Soldierfly adults are typical true flies in shape, and are often brightly coloured, including some with wasp mimic colouration and somewhat resembling hoverflies, but with a broader flattened abdomen..
They legs the eggs on plants near water and the larvae hatch and craw to the water. The larvae’s long clearly segmented body looks armour plated, and is somewhat laterally flattened with a small head. The skin is dull coloured, usually brown or dull green and is hardened and leathery, limiting their flexibility, though their segmentation allows some movement. The species belonging to the large sized Stratiomys can reach over 25mm long.
They have a set of hydrophobic (water repellent hairs) at the tip of the abdomen which allows them to pierce the waters surface and breathe the air above it. When the larva submerges these hairs trap a bubble of air so to act as an air supply and physical gill.

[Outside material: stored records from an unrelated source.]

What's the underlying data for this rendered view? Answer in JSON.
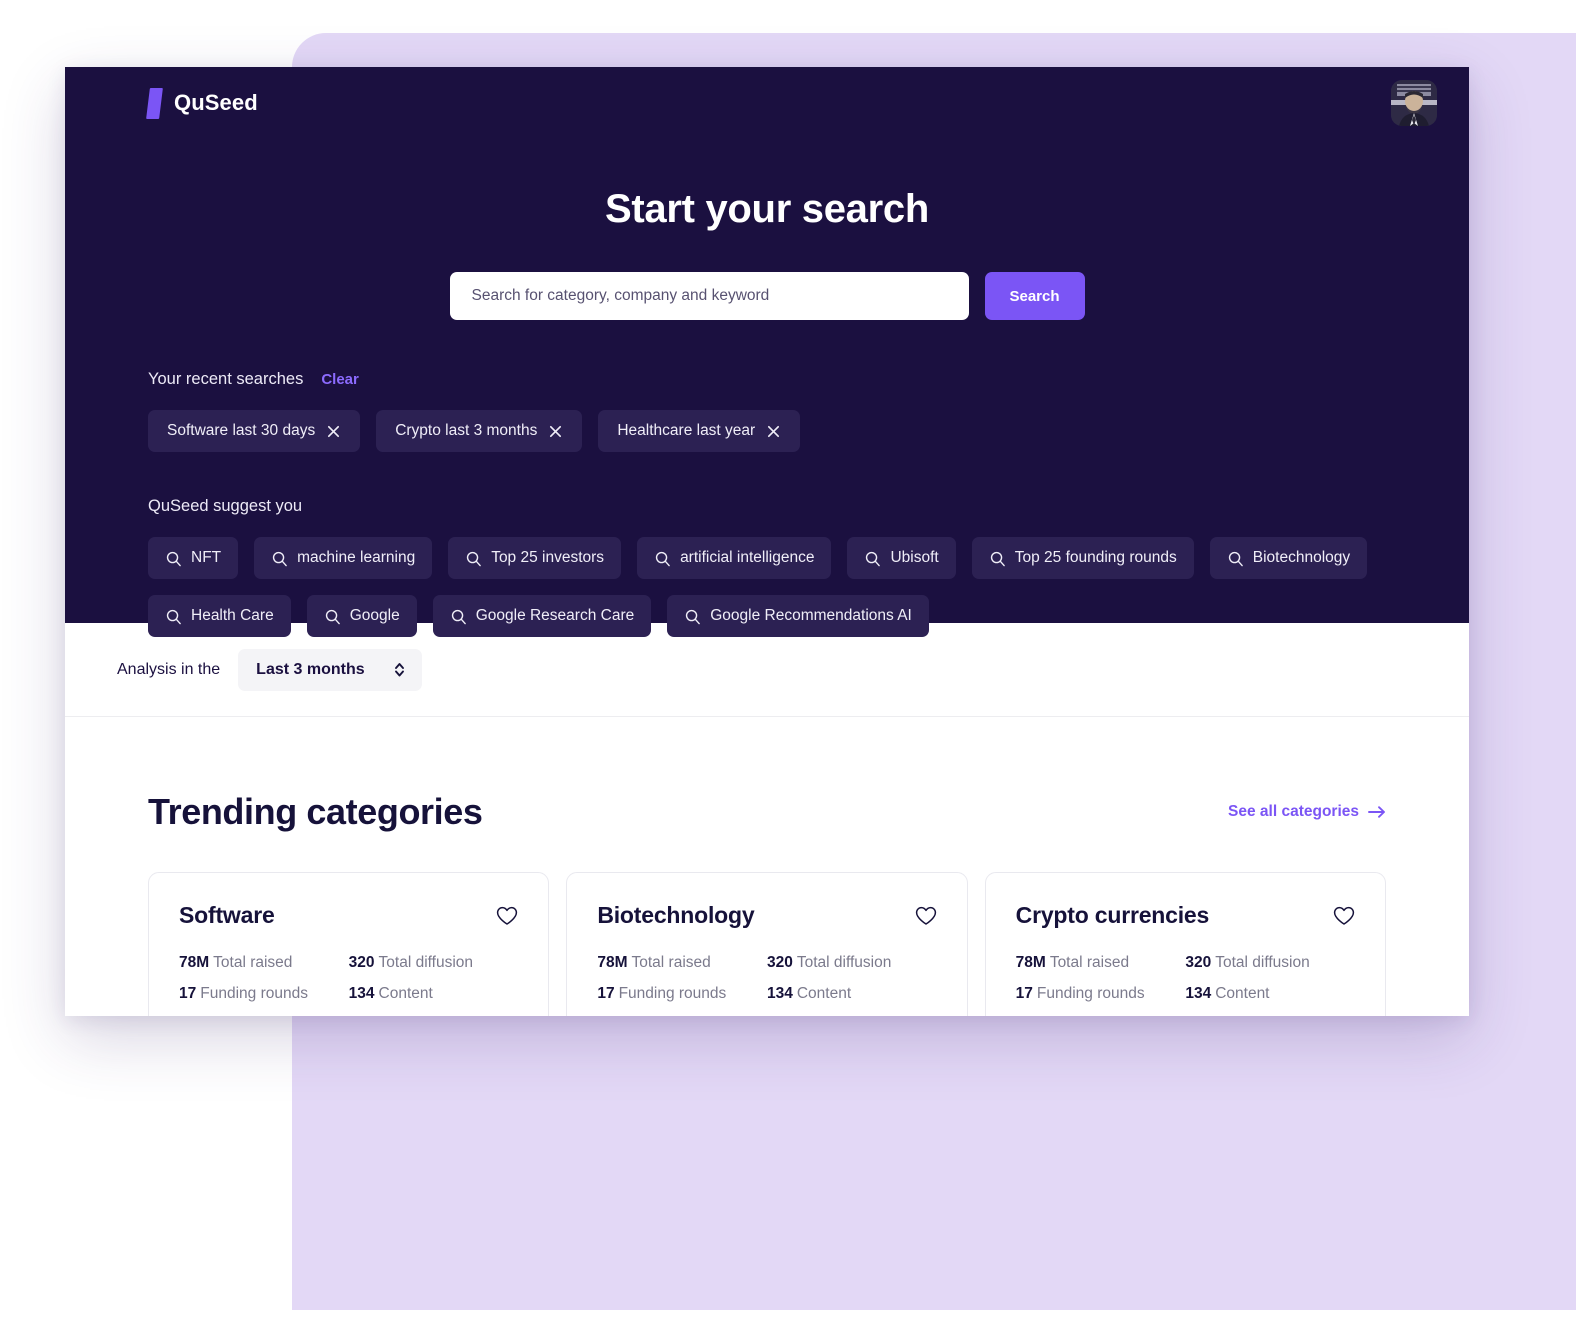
{
  "brand": {
    "name": "QuSeed",
    "mark_color": "#7B55F5",
    "accent_color": "#7B55F5"
  },
  "avatar": {
    "name": "user-avatar"
  },
  "hero": {
    "title": "Start your search",
    "background_color": "#1B1040",
    "search": {
      "placeholder": "Search for category, company and keyword",
      "value": "",
      "button_label": "Search"
    },
    "recent": {
      "label": "Your recent searches",
      "clear_label": "Clear",
      "items": [
        {
          "label": "Software last 30 days"
        },
        {
          "label": "Crypto last 3 months"
        },
        {
          "label": "Healthcare last year"
        }
      ]
    },
    "suggest": {
      "label": "QuSeed suggest you",
      "items": [
        {
          "label": "NFT"
        },
        {
          "label": "machine learning"
        },
        {
          "label": "Top 25 investors"
        },
        {
          "label": "artificial intelligence"
        },
        {
          "label": "Ubisoft"
        },
        {
          "label": "Top 25 founding rounds"
        },
        {
          "label": "Biotechnology"
        },
        {
          "label": "Health Care"
        },
        {
          "label": "Google"
        },
        {
          "label": "Google Research Care"
        },
        {
          "label": "Google Recommendations AI"
        }
      ]
    }
  },
  "filter": {
    "label": "Analysis in the",
    "selected": "Last 3 months",
    "options": [
      "Last 3 months"
    ]
  },
  "trending": {
    "title": "Trending categories",
    "see_all_label": "See all categories",
    "cards": [
      {
        "title": "Software",
        "stats": [
          {
            "value": "78M",
            "label": "Total raised"
          },
          {
            "value": "320",
            "label": "Total diffusion"
          },
          {
            "value": "17",
            "label": "Funding rounds"
          },
          {
            "value": "134",
            "label": "Content"
          }
        ]
      },
      {
        "title": "Biotechnology",
        "stats": [
          {
            "value": "78M",
            "label": "Total raised"
          },
          {
            "value": "320",
            "label": "Total diffusion"
          },
          {
            "value": "17",
            "label": "Funding rounds"
          },
          {
            "value": "134",
            "label": "Content"
          }
        ]
      },
      {
        "title": "Crypto currencies",
        "stats": [
          {
            "value": "78M",
            "label": "Total raised"
          },
          {
            "value": "320",
            "label": "Total diffusion"
          },
          {
            "value": "17",
            "label": "Funding rounds"
          },
          {
            "value": "134",
            "label": "Content"
          }
        ]
      }
    ]
  }
}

The larvae usually feed on algae and detritus though some species are predators. They are found in ponds and ditches, typically in shallow water and among vegetation, with some species being tolerant of saline conditions and other able to survive their water bodies drying out by living in the remaining mud. Some species are found in running water, like springs a streams.
Once fully grown the larvae pupate, with the pupa forming within the larval skin, which hardens as this takes place. Pupation is reported to happen on land., but I have found these pupa a few times found floating and not moving on the surface of pond, presumably having been dislodged from the marginal vegetation.
Adults emerge from the pupa and hardened larval skin and depending on species can be found around bogs, meadows and marshland, where adults feed on plant sap and nectar and pollen from flowers.